Work to be completed:
Go over the listing below line by line, and return each one holding the string "我通过了你的朋友验证请求".

Data supplied:
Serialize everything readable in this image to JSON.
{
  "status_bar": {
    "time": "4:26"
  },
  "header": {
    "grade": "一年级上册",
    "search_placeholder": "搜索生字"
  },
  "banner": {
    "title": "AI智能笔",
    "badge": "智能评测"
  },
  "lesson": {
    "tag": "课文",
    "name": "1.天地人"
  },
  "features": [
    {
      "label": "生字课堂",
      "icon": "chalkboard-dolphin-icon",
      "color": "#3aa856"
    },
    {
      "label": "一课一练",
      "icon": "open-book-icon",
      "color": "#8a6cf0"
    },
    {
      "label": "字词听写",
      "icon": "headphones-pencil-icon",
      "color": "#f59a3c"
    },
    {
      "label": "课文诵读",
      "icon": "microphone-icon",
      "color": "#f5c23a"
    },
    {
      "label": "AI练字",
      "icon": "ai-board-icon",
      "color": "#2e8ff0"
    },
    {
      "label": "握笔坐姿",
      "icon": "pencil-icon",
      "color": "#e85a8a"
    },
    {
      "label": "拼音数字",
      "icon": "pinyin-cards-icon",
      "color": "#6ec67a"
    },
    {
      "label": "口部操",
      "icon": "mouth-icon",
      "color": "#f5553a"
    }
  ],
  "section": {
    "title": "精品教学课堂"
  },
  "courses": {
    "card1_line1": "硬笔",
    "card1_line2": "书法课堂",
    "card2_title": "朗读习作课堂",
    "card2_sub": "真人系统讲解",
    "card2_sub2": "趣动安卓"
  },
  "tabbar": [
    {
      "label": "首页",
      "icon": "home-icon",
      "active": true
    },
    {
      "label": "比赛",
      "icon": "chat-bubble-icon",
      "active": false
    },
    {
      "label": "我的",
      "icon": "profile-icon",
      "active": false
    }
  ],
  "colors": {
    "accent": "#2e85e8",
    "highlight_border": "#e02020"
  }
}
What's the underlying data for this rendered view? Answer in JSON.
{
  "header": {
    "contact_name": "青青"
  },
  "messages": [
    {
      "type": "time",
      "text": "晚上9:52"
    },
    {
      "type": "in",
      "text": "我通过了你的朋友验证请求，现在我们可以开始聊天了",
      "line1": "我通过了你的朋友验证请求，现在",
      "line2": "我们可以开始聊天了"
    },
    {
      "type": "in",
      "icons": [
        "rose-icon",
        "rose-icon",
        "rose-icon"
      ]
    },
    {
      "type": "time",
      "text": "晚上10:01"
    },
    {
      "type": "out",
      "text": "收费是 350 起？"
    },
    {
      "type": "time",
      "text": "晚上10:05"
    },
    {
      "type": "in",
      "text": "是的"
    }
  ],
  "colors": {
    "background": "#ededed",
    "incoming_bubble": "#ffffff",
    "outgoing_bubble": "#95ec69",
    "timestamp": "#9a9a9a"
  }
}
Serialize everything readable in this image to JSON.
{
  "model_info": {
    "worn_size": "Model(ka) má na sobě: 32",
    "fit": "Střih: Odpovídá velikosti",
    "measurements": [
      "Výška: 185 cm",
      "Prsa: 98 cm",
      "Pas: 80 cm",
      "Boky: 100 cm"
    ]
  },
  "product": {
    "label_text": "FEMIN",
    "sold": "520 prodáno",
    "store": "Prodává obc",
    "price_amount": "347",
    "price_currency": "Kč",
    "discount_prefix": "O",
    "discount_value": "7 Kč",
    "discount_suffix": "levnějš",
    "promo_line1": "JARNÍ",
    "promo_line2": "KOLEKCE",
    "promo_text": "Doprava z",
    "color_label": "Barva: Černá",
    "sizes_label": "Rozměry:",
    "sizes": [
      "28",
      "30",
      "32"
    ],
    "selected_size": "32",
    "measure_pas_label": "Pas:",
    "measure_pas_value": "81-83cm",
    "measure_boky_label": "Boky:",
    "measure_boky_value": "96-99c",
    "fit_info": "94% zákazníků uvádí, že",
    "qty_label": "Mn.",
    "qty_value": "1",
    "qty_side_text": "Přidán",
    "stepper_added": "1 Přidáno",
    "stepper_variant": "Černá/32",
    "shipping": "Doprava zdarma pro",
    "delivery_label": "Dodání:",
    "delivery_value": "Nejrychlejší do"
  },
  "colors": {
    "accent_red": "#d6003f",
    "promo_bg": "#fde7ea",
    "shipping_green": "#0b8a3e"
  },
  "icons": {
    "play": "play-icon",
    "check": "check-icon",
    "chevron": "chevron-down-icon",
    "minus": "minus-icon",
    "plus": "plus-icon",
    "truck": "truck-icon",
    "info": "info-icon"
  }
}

Response for this exercise:
      "text": "我通过了你的朋友验证请求，现在我们可以开始聊天了",
      "line1": "我通过了你的朋友验证请求，现在",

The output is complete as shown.